The steering, like that in the Type R, is super quick and very precise with a heavier feel than I was expecting, although it does feel artificially boosted. When you floor it, there’s no torque steer, and in between shifts the revs drop faster than they did before, although this car still rewards a shifting style that’s less hurried.
Running through the gears is distilled happiness. You get that old-school Civic fizz as the tach runs up to a slightly disappointing (for a Honda) 6500 rpm redline. Each upshift is met with a satisfying turbo surge. Rev matching like in the Type R is now a thing and it will do it on downshifts and upshifts. If you’re not a fan of that, you can just as easily turn it off via the infotainment system.
A drive mode selector lets you pick from “Normal”, “Sport”, and “Individual”. Each alters throttle response and steering feel. I left it in “Sport” for most of my time with it. In any mode, the Si is quick enough to be fun but not fast enough to land you in trouble and that’s exactly the combination you want on public roads.
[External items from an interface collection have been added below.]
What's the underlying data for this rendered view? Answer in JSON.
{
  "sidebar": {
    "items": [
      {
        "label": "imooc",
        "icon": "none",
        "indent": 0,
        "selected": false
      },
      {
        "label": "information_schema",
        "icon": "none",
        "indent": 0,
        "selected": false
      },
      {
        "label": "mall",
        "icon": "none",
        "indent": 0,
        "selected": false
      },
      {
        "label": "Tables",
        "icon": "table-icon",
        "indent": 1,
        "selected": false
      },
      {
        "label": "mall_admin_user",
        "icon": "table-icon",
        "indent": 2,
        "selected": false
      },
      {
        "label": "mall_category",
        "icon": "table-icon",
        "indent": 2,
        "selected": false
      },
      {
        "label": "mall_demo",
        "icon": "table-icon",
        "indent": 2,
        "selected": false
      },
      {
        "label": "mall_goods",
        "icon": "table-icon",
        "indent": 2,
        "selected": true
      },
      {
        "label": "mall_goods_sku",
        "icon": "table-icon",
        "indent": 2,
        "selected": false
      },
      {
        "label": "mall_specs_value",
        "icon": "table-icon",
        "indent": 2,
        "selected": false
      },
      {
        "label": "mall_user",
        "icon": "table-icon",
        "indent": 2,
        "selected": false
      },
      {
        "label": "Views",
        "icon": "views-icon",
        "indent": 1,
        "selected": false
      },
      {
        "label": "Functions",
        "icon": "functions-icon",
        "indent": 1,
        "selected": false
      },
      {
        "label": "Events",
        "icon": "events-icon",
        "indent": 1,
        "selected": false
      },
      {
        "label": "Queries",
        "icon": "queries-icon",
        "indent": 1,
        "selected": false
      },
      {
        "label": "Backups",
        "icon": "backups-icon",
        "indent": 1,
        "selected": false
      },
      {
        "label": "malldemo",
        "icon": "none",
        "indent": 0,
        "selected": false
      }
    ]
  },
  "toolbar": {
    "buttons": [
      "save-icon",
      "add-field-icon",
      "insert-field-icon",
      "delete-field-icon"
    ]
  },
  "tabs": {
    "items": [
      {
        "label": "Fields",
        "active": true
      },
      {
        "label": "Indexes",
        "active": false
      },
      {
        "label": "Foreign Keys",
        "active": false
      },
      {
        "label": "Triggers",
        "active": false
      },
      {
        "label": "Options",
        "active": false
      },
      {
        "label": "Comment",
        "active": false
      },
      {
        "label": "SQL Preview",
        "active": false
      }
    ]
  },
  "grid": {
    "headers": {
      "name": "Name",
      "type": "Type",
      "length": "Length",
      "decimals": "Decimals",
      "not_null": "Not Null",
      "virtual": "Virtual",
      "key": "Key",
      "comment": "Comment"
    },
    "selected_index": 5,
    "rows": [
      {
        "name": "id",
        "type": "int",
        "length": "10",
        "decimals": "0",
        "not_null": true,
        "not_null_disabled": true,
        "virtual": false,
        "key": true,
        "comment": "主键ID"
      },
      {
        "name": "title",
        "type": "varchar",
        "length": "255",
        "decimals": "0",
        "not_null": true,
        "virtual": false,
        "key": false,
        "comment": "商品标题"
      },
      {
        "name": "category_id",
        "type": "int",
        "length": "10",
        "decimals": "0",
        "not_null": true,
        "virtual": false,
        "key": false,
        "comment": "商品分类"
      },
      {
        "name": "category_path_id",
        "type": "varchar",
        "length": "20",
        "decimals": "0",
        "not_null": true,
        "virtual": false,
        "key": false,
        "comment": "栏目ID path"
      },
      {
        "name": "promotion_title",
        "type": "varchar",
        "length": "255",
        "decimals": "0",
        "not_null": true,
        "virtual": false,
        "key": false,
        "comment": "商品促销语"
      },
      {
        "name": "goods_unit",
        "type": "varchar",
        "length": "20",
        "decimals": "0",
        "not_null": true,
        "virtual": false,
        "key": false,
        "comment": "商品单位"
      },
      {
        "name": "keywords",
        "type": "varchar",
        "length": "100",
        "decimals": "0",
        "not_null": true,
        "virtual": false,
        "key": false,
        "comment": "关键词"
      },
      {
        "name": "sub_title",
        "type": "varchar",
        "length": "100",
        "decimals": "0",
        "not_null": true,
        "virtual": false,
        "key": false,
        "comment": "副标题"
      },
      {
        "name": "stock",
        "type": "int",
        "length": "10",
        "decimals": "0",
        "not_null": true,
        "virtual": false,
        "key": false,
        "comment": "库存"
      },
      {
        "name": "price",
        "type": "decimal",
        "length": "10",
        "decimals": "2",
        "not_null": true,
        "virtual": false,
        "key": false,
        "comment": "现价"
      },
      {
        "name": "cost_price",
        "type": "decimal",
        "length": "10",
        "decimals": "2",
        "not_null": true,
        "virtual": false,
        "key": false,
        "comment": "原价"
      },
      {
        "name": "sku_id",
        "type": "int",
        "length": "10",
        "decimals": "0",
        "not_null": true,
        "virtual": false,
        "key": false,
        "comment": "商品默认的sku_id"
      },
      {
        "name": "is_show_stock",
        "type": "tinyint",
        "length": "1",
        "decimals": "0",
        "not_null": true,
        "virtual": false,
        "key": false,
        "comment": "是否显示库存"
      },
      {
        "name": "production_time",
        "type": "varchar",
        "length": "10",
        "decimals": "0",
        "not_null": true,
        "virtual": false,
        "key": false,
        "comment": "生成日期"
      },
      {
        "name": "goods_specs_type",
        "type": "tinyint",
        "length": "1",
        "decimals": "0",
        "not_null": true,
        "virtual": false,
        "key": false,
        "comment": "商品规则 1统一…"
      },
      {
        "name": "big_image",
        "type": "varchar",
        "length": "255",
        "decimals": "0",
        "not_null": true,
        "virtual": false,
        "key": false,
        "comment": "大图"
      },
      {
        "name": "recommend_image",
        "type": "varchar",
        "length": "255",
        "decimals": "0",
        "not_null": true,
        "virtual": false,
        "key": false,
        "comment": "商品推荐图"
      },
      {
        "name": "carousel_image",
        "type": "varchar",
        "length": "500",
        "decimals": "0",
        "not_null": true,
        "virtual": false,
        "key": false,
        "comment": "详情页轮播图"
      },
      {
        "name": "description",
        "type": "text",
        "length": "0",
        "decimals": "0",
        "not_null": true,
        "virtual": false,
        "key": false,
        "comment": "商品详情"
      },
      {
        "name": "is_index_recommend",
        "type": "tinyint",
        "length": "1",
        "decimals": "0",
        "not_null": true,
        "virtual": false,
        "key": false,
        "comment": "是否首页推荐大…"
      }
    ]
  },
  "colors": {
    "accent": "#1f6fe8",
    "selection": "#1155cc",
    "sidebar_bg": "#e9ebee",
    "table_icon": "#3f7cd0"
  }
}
It’s also very efficient. Even with a heavy foot, I got a combined 7.1L/100 km over a mix of wintry roads.
Handling as you’d expect belies its humble front-wheel drive underpinnings. There’s only a small amount of roll, the brakes have excellent feel, and there’s very little understeer present unless you do something stupid. And thanks to that torque hitting a bit lower down on the scale, corner exits are very satisfying indeed. The whole car acts as a single piece, the shifter, clutch, steering, brakes, all complement each other. Even the ride is just stiff enough without being uncomfortable and on the highway, it’s planted in a way a Civic has never been. Driving the Si is a fluid experience. Even with fake engine audio pumped in it delivers a load of character that you just don’t get at this price point.
In Canada, the Si is priced at $33,150, a bargain for what you’re getting. It’s got everything you get in a “Touring” trimmed sedan minus the leather interior, and we even get things that the US market doesn’t, like a fully digital gauge cluster, heated seats, and a set of awesome shift lights that makes driving it more of an event.
There were few negatives. The backup camera got completely obscured by salt and grime about 5 minutes after I picked it up, and although this one’s more personal, I wish the Si came in hatchback form. Yes, the upcoming Type R will address that, but it will also cost much more.
This is a car I’d happily buy with my own money. On paper, the new Golf GTI has more power and that hatchback configuration I desire, but I will reserve comparing the two until I can get my hands on one. For now, the Si is something to be celebrated. It’s a manual-only beacon shining brightly in a world dominated by crossovers and for the driving enthusiast, it doesn’t come much better.